Exercise. Word for word, restate the lines that run from the line containing "Convert this screenshot" to the last line of the records below.

:: Input for this task

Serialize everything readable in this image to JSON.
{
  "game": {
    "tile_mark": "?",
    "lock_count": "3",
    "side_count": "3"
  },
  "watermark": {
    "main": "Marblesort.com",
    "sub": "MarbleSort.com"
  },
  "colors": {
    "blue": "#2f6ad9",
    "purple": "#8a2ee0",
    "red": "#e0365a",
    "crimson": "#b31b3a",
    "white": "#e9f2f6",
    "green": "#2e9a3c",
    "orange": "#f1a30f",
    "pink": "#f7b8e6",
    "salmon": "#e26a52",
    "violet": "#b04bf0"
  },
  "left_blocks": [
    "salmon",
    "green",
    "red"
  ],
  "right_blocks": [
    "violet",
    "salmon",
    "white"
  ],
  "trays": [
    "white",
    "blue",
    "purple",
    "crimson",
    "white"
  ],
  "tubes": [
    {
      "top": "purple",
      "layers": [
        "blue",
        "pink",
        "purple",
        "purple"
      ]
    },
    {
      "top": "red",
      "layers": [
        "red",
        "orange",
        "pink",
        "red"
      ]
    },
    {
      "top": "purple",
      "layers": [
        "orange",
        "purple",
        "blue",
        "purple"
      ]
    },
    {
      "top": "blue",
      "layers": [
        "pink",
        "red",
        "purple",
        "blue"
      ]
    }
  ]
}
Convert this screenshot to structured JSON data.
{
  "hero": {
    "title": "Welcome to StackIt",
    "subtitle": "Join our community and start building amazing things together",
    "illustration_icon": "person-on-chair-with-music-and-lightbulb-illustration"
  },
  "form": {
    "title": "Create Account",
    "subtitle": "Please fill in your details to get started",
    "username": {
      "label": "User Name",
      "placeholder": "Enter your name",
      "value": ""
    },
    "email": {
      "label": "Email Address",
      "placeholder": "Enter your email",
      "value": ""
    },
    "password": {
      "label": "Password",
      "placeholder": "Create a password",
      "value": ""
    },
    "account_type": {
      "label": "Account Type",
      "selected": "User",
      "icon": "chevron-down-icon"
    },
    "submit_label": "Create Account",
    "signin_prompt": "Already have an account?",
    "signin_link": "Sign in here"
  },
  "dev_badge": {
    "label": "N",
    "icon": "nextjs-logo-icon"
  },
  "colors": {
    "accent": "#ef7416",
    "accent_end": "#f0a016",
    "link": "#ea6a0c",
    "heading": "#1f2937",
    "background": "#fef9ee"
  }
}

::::

Written response.
Convert this screenshot to structured JSON data.
{
  "hero": {
    "title": "Welcome to StackIt",
    "subtitle": "Join our community and start building amazing things together",
    "illustration_icon": "person-on-chair-with-music-and-lightbulb-illustration"
  },
  "form": {
    "title": "Create Account",
    "subtitle": "Please fill in your details to get started",
    "username": {
      "label": "User Name",
      "placeholder": "Enter your name",
      "value": ""
    },
    "email": {
      "label": "Email Address",
      "placeholder": "Enter your email",
      "value": ""
    },
    "password": {
      "label": "Password",
      "placeholder": "Create a password",
      "value": ""
    },
    "account_type": {
      "label": "Account Type",
      "selected": "User",
      "icon": "chevron-down-icon"
    },
    "submit_label": "Create Account",
    "signin_prompt": "Already have an account?",
    "signin_link": "Sign in here"
  },
  "dev_badge": {
    "label": "N",
    "icon": "nextjs-logo-icon"
  },
  "colors": {
    "accent": "#ef7416",
    "accent_end": "#f0a016",
    "link": "#ea6a0c",
    "heading": "#1f2937",
    "background": "#fef9ee"
  }
}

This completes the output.